Find this Story

Print, a form you can hold

Wireless download to your Amazon Kindle

Look for a summary or analysis of this Story.

Enjoy this? Share it!

The Boom In The "Calaveras Clarion"
by [?]

The editorial sanctum of the “Calaveras Clarion” opened upon the “composing-room” of that paper on the one side, and gave apparently upon the rest of Calaveras County upon the other. For, situated on the very outskirts of the settlement and the summit of a very steep hill, the pines sloped away from the editorial windows to the long valley of the South Fork and–infinity. The little wooden building had invaded Nature without subduing it. It was filled night and day with the murmur of pines and their fragrance. Squirrels scampered over its roof when it was not preoccupied by woodpeckers, and a printer’s devil had once seen a nest-building blue jay enter the composing window, flutter before one of the slanting type-cases with an air of deliberate selection, and then fly off with a vowel in its bill.

Amidst these sylvan surroundings the temporary editor of the “Clarion” sat at his sanctum, reading the proofs of an editorial. As he was occupying that position during a six weeks’ absence of the bona fide editor and proprietor, he was consequently reading the proof with some anxiety and responsibility. It had been suggested to him by certain citizens that the “Clarion” needed a firmer and more aggressive policy towards the Bill before the Legislature for the wagon road to the South Fork. Several Assembly men had been “got at” by the rival settlement of Liberty Hill, and a scathing exposure and denunciation of such methods was necessary.
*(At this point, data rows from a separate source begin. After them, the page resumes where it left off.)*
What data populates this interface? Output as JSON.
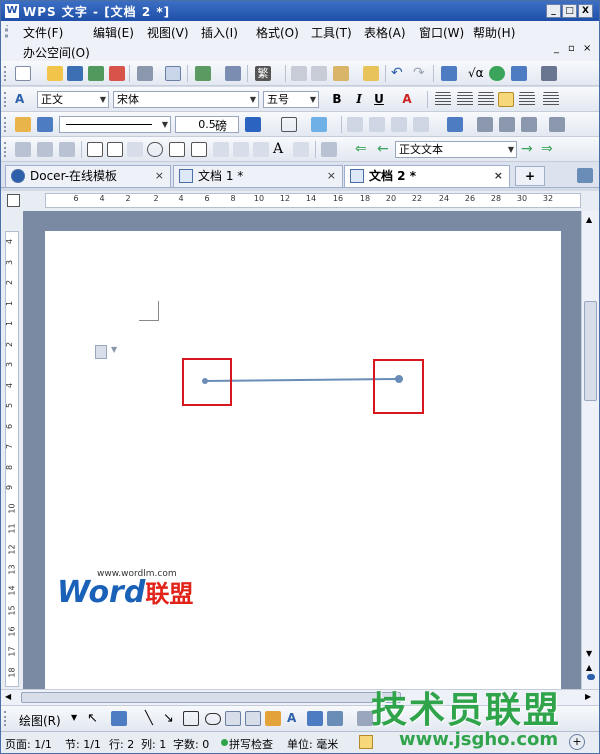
{
  "titlebar": {
    "logo": "W",
    "title": "WPS 文字 - [文档 2 *]",
    "buttons": [
      "_",
      "□",
      "X"
    ]
  },
  "menu": {
    "items": [
      "文件(F)",
      "编辑(E)",
      "视图(V)",
      "插入(I)",
      "格式(O)",
      "工具(T)",
      "表格(A)",
      "窗口(W)",
      "帮助(H)"
    ],
    "second_row": "办公空间(O)"
  },
  "format_bar": {
    "style": "正文",
    "font": "宋体",
    "size": "五号",
    "bold": "B",
    "italic": "I",
    "underline": "U",
    "font_color": "A"
  },
  "line_bar": {
    "weight": "0.5",
    "unit": "磅"
  },
  "form_bar": {
    "style_box": "正文文本"
  },
  "tabs": [
    {
      "label": "Docer-在线模板",
      "close": "×"
    },
    {
      "label": "文档 1 *",
      "close": "×"
    },
    {
      "label": "文档 2 *",
      "close": "×",
      "active": true
    }
  ],
  "tab_add": "+",
  "hruler": {
    "numbers": [
      "6",
      "4",
      "2",
      "2",
      "4",
      "6",
      "8",
      "10",
      "12",
      "14",
      "16",
      "18",
      "20",
      "22",
      "24",
      "26",
      "28",
      "30",
      "32"
    ]
  },
  "vruler": {
    "numbers": [
      "4",
      "3",
      "2",
      "1",
      "1",
      "2",
      "3",
      "4",
      "5",
      "6",
      "7",
      "8",
      "9",
      "10",
      "11",
      "12",
      "13",
      "14",
      "15",
      "16",
      "17",
      "18"
    ]
  },
  "drawbar": {
    "label": "绘图(R)"
  },
  "status": {
    "page": "页面: 1/1",
    "section": "节: 1/1",
    "row": "行: 2",
    "col": "列: 1",
    "words": "字数: 0",
    "spell": "拼写检查",
    "unit": "单位: 毫米"
  },
  "watermarks": {
    "word_url": "www.wordlm.com",
    "word_main": "Word",
    "word_cn": "联盟",
    "site_cn": "技术员联盟",
    "site_url": "www.jsgho.com"
  },
  "colors": {
    "title_bar": "#2a5cb4",
    "line": "#6a8db8",
    "highlight_box": "#d8161d",
    "watermark_green": "#2fa44a",
    "watermark_blue": "#1a62b8"
  }
}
The interests of their own township were also to be “whooped up.” All this had been vigorously explained to him, and he had grasped the spirit, if not always the facts, of his informants. It is to be feared, therefore, that he was perusing his article more with reference to its vigor than his own convictions. And yet he was not so greatly absorbed as to be unmindful of the murmur of the pines without, his half-savage environment, and the lazy talk of his sole companions,–the foreman and printer in the adjoining room.
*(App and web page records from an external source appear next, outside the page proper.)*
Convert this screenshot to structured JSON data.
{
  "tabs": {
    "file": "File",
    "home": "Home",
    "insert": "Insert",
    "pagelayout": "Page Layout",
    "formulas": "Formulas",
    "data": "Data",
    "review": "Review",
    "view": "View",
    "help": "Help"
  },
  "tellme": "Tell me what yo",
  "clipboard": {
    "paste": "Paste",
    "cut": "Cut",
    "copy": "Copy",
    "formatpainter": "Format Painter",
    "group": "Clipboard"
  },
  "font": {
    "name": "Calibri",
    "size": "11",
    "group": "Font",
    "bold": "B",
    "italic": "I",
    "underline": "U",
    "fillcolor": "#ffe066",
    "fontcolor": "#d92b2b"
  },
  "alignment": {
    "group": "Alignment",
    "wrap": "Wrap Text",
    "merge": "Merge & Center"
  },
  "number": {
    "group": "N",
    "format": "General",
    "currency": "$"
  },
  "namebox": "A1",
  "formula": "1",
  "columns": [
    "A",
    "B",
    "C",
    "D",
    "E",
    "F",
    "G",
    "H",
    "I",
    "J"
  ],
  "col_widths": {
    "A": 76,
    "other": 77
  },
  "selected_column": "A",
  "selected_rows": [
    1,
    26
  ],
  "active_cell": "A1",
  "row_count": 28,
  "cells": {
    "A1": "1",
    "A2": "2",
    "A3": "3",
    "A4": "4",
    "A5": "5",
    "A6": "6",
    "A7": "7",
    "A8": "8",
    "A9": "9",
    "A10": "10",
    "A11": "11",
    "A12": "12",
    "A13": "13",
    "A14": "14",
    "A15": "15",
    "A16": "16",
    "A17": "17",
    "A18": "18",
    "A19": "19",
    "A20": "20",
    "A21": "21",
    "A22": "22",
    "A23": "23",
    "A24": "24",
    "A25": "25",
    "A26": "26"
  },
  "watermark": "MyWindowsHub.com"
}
“Bet your life! I’ve always said that a man INSIDE a newspaper office could hold his own agin any outsider that wanted to play rough or tried to raid the office! Thar’s the press, and thar’s the printin’ ink and roller! Folks talk a heap o’ the power o’ the Press!–I tell ye, ye don’t half know it. Why, when old Kernel Fish was editin’ the ‘Sierra Banner,’ one o’ them bullies that he’d lampooned in the ‘Banner’ fought his way past the Kernel in the office, into the composin’-room, to wreck everythin’ and ‘pye’ all the types. Spoffrel–ye don’t remember Spoffrel?–little red-haired man?–was foreman. Spoffrel fended him off with the roller and got one good dab inter his eyes that blinded him, and then Spoffrel sorter skirmished him over to the press,–a plain lever just like ours,–whar the locked-up form of the inside was still a-lyin’! Then, quick as lightnin’, Spoffrel tilts him over agin it, and HE throws out his hand and ketches hold o’ the form to steady himself, when Spoffrel just runs the form and the hand under the press and down with the lever! And that held the feller fast as grim death! And when at last he begs off, and Spoff lets him loose, the hull o’ that ‘ere lampooning article he objected to was printed right onto the skin o’ his hand! Fact, and it wouldn’t come off, either.”

“Gosh, but I’d like to hev seen it,” said the printer. “There ain’t any chance, I reckon, o’ such a sight here. The boss don’t take no risks lampoonin’, and he” (the editor knew he was being indicated by some unseen gesture of the unseen workman) “ain’t that style.”

“Ye never kin tell,” said the foreman didactically, “what might happen! I’ve known editors to get into a fight jest for a little innercent bedevilin’ o’ the opposite party. Sometimes for a misprint. Old man Pritchard of the ‘Argus’ oncet had a hole blown through his arm because his proofreader had called Colonel Starbottle’s speech an ‘ignominious’ defense, when the old man hed written ‘ingenuous’ defense.”